⟨

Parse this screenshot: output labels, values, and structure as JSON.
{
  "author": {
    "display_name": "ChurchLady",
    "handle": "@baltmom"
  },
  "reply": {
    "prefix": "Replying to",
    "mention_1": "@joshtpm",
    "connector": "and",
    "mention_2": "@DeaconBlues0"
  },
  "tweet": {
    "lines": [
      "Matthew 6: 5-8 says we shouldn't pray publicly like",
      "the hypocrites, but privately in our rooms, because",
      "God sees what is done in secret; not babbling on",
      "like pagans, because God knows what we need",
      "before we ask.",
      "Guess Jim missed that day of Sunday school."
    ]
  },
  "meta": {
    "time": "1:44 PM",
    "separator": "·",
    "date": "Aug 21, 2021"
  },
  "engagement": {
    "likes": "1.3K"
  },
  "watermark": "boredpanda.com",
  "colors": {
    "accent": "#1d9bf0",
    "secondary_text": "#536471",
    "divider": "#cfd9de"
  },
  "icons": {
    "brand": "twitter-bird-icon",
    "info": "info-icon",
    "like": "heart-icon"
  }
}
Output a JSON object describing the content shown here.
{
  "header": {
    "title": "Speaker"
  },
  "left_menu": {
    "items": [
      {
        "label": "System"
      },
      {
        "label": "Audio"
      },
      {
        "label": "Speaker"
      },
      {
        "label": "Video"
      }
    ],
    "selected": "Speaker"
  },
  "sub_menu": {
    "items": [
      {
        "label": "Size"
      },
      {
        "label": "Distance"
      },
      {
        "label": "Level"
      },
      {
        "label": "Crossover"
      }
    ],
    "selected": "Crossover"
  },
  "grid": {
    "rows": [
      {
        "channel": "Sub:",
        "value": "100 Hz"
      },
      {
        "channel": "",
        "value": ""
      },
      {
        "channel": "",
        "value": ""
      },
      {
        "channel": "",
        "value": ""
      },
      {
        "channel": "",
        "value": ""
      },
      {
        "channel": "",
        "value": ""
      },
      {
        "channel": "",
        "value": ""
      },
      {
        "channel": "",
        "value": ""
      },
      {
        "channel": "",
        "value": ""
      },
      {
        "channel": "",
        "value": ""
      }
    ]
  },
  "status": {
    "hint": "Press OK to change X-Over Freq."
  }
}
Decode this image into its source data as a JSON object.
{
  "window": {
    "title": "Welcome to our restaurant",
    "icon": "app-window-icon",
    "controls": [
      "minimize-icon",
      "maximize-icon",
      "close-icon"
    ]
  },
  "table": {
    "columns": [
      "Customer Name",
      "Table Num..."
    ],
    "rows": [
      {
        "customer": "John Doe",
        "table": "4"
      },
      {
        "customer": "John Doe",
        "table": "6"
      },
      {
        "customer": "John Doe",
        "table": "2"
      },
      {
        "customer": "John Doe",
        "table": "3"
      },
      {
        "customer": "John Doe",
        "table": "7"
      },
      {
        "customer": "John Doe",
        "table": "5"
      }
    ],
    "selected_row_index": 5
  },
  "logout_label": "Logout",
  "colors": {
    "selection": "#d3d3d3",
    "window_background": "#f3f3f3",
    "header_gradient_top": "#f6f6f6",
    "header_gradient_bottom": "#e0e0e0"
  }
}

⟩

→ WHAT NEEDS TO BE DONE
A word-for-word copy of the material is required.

→ TASK ANSWER
Parse this screenshot: output labels, values, and structure as JSON.
{
  "author": {
    "display_name": "ChurchLady",
    "handle": "@baltmom"
  },
  "reply": {
    "prefix": "Replying to",
    "mention_1": "@joshtpm",
    "connector": "and",
    "mention_2": "@DeaconBlues0"
  },
  "tweet": {
    "lines": [
      "Matthew 6: 5-8 says we shouldn't pray publicly like",
      "the hypocrites, but privately in our rooms, because",
      "God sees what is done in secret; not babbling on",
      "like pagans, because God knows what we need",
      "before we ask.",
      "Guess Jim missed that day of Sunday school."
    ]
  },
  "meta": {
    "time": "1:44 PM",
    "separator": "·",
    "date": "Aug 21, 2021"
  },
  "engagement": {
    "likes": "1.3K"
  },
  "watermark": "boredpanda.com",
  "colors": {
    "accent": "#1d9bf0",
    "secondary_text": "#536471",
    "divider": "#cfd9de"
  },
  "icons": {
    "brand": "twitter-bird-icon",
    "info": "info-icon",
    "like": "heart-icon"
  }
}
Output a JSON object describing the content shown here.
{
  "header": {
    "title": "Speaker"
  },
  "left_menu": {
    "items": [
      {
        "label": "System"
      },
      {
        "label": "Audio"
      },
      {
        "label": "Speaker"
      },
      {
        "label": "Video"
      }
    ],
    "selected": "Speaker"
  },
  "sub_menu": {
    "items": [
      {
        "label": "Size"
      },
      {
        "label": "Distance"
      },
      {
        "label": "Level"
      },
      {
        "label": "Crossover"
      }
    ],
    "selected": "Crossover"
  },
  "grid": {
    "rows": [
      {
        "channel": "Sub:",
        "value": "100 Hz"
      },
      {
        "channel": "",
        "value": ""
      },
      {
        "channel": "",
        "value": ""
      },
      {
        "channel": "",
        "value": ""
      },
      {
        "channel": "",
        "value": ""
      },
      {
        "channel": "",
        "value": ""
      },
      {
        "channel": "",
        "value": ""
      },
      {
        "channel": "",
        "value": ""
      },
      {
        "channel": "",
        "value": ""
      },
      {
        "channel": "",
        "value": ""
      }
    ]
  },
  "status": {
    "hint": "Press OK to change X-Over Freq."
  }
}
Decode this image into its source data as a JSON object.
{
  "window": {
    "title": "Welcome to our restaurant",
    "icon": "app-window-icon",
    "controls": [
      "minimize-icon",
      "maximize-icon",
      "close-icon"
    ]
  },
  "table": {
    "columns": [
      "Customer Name",
      "Table Num..."
    ],
    "rows": [
      {
        "customer": "John Doe",
        "table": "4"
      },
      {
        "customer": "John Doe",
        "table": "6"
      },
      {
        "customer": "John Doe",
        "table": "2"
      },
      {
        "customer": "John Doe",
        "table": "3"
      },
      {
        "customer": "John Doe",
        "table": "7"
      },
      {
        "customer": "John Doe",
        "table": "5"
      }
    ],
    "selected_row_index": 5
  },
  "logout_label": "Logout",
  "colors": {
    "selection": "#d3d3d3",
    "window_background": "#f3f3f3",
    "header_gradient_top": "#f6f6f6",
    "header_gradient_bottom": "#e0e0e0"
  }
}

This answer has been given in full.